### PROMPT
Present the following data again exactly as it is shown.

Page and application data records:
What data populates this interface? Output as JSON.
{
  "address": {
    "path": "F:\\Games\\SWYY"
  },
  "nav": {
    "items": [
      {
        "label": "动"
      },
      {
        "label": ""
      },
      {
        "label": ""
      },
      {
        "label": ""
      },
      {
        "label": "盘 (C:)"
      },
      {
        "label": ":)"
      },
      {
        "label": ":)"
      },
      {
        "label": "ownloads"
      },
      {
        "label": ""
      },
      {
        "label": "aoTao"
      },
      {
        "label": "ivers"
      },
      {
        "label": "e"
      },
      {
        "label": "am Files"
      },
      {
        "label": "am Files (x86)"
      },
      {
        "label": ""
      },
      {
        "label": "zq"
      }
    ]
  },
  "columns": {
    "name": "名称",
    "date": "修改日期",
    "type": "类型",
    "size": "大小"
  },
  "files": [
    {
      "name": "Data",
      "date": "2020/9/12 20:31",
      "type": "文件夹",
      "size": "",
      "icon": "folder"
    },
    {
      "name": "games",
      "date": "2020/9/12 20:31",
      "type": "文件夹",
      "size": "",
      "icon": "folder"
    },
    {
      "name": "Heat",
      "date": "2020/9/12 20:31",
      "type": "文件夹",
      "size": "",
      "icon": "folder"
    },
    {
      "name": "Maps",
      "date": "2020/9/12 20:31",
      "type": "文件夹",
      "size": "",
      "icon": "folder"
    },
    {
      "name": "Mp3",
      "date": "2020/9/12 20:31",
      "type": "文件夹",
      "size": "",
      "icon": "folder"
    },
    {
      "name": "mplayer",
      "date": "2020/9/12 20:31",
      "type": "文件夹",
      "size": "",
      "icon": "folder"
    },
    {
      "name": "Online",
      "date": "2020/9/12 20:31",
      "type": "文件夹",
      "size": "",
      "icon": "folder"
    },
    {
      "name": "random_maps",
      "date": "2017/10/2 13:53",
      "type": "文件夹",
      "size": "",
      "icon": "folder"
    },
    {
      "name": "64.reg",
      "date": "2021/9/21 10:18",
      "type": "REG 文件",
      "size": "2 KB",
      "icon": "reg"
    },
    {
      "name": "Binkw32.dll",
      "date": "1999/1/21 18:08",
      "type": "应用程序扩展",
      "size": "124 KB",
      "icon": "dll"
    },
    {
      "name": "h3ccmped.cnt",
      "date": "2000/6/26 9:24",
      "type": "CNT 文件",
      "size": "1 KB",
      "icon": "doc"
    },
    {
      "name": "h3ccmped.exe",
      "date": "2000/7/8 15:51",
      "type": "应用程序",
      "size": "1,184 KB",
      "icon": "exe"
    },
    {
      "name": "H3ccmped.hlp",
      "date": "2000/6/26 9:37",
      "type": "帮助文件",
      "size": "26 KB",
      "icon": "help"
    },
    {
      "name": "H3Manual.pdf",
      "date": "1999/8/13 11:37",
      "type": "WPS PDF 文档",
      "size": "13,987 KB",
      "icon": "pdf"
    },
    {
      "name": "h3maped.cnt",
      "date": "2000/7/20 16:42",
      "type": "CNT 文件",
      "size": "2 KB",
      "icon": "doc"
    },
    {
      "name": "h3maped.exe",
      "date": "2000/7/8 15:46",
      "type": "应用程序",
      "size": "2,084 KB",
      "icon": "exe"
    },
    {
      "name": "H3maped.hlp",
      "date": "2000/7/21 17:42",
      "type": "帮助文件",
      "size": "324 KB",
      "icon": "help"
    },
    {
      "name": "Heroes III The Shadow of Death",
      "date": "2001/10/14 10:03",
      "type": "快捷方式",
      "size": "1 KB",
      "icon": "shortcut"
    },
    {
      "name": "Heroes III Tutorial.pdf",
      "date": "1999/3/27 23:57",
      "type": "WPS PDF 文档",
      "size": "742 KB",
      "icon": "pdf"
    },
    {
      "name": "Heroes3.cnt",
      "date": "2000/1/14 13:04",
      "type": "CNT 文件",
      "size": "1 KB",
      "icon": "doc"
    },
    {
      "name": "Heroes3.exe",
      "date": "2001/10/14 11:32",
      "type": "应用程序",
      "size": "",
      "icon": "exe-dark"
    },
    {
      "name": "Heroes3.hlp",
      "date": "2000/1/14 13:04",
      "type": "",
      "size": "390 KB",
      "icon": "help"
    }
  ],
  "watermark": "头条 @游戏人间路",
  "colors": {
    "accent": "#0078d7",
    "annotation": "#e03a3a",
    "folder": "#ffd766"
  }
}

### SOLUTION TO THIS EXERCISE
What data populates this interface? Output as JSON.
{
  "address": {
    "path": "F:\\Games\\SWYY"
  },
  "nav": {
    "items": [
      {
        "label": "动"
      },
      {
        "label": ""
      },
      {
        "label": ""
      },
      {
        "label": ""
      },
      {
        "label": "盘 (C:)"
      },
      {
        "label": ":)"
      },
      {
        "label": ":)"
      },
      {
        "label": "ownloads"
      },
      {
        "label": ""
      },
      {
        "label": "aoTao"
      },
      {
        "label": "ivers"
      },
      {
        "label": "e"
      },
      {
        "label": "am Files"
      },
      {
        "label": "am Files (x86)"
      },
      {
        "label": ""
      },
      {
        "label": "zq"
      }
    ]
  },
  "columns": {
    "name": "名称",
    "date": "修改日期",
    "type": "类型",
    "size": "大小"
  },
  "files": [
    {
      "name": "Data",
      "date": "2020/9/12 20:31",
      "type": "文件夹",
      "size": "",
      "icon": "folder"
    },
    {
      "name": "games",
      "date": "2020/9/12 20:31",
      "type": "文件夹",
      "size": "",
      "icon": "folder"
    },
    {
      "name": "Heat",
      "date": "2020/9/12 20:31",
      "type": "文件夹",
      "size": "",
      "icon": "folder"
    },
    {
      "name": "Maps",
      "date": "2020/9/12 20:31",
      "type": "文件夹",
      "size": "",
      "icon": "folder"
    },
    {
      "name": "Mp3",
      "date": "2020/9/12 20:31",
      "type": "文件夹",
      "size": "",
      "icon": "folder"
    },
    {
      "name": "mplayer",
      "date": "2020/9/12 20:31",
      "type": "文件夹",
      "size": "",
      "icon": "folder"
    },
    {
      "name": "Online",
      "date": "2020/9/12 20:31",
      "type": "文件夹",
      "size": "",
      "icon": "folder"
    },
    {
      "name": "random_maps",
      "date": "2017/10/2 13:53",
      "type": "文件夹",
      "size": "",
      "icon": "folder"
    },
    {
      "name": "64.reg",
      "date": "2021/9/21 10:18",
      "type": "REG 文件",
      "size": "2 KB",
      "icon": "reg"
    },
    {
      "name": "Binkw32.dll",
      "date": "1999/1/21 18:08",
      "type": "应用程序扩展",
      "size": "124 KB",
      "icon": "dll"
    },
    {
      "name": "h3ccmped.cnt",
      "date": "2000/6/26 9:24",
      "type": "CNT 文件",
      "size": "1 KB",
      "icon": "doc"
    },
    {
      "name": "h3ccmped.exe",
      "date": "2000/7/8 15:51",
      "type": "应用程序",
      "size": "1,184 KB",
      "icon": "exe"
    },
    {
      "name": "H3ccmped.hlp",
      "date": "2000/6/26 9:37",
      "type": "帮助文件",
      "size": "26 KB",
      "icon": "help"
    },
    {
      "name": "H3Manual.pdf",
      "date": "1999/8/13 11:37",
      "type": "WPS PDF 文档",
      "size": "13,987 KB",
      "icon": "pdf"
    },
    {
      "name": "h3maped.cnt",
      "date": "2000/7/20 16:42",
      "type": "CNT 文件",
      "size": "2 KB",
      "icon": "doc"
    },
    {
      "name": "h3maped.exe",
      "date": "2000/7/8 15:46",
      "type": "应用程序",
      "size": "2,084 KB",
      "icon": "exe"
    },
    {
      "name": "H3maped.hlp",
      "date": "2000/7/21 17:42",
      "type": "帮助文件",
      "size": "324 KB",
      "icon": "help"
    },
    {
      "name": "Heroes III The Shadow of Death",
      "date": "2001/10/14 10:03",
      "type": "快捷方式",
      "size": "1 KB",
      "icon": "shortcut"
    },
    {
      "name": "Heroes III Tutorial.pdf",
      "date": "1999/3/27 23:57",
      "type": "WPS PDF 文档",
      "size": "742 KB",
      "icon": "pdf"
    },
    {
      "name": "Heroes3.cnt",
      "date": "2000/1/14 13:04",
      "type": "CNT 文件",
      "size": "1 KB",
      "icon": "doc"
    },
    {
      "name": "Heroes3.exe",
      "date": "2001/10/14 11:32",
      "type": "应用程序",
      "size": "",
      "icon": "exe-dark"
    },
    {
      "name": "Heroes3.hlp",
      "date": "2000/1/14 13:04",
      "type": "",
      "size": "390 KB",
      "icon": "help"
    }
  ],
  "watermark": "头条 @游戏人间路",
  "colors": {
    "accent": "#0078d7",
    "annotation": "#e03a3a",
    "folder": "#ffd766"
  }
}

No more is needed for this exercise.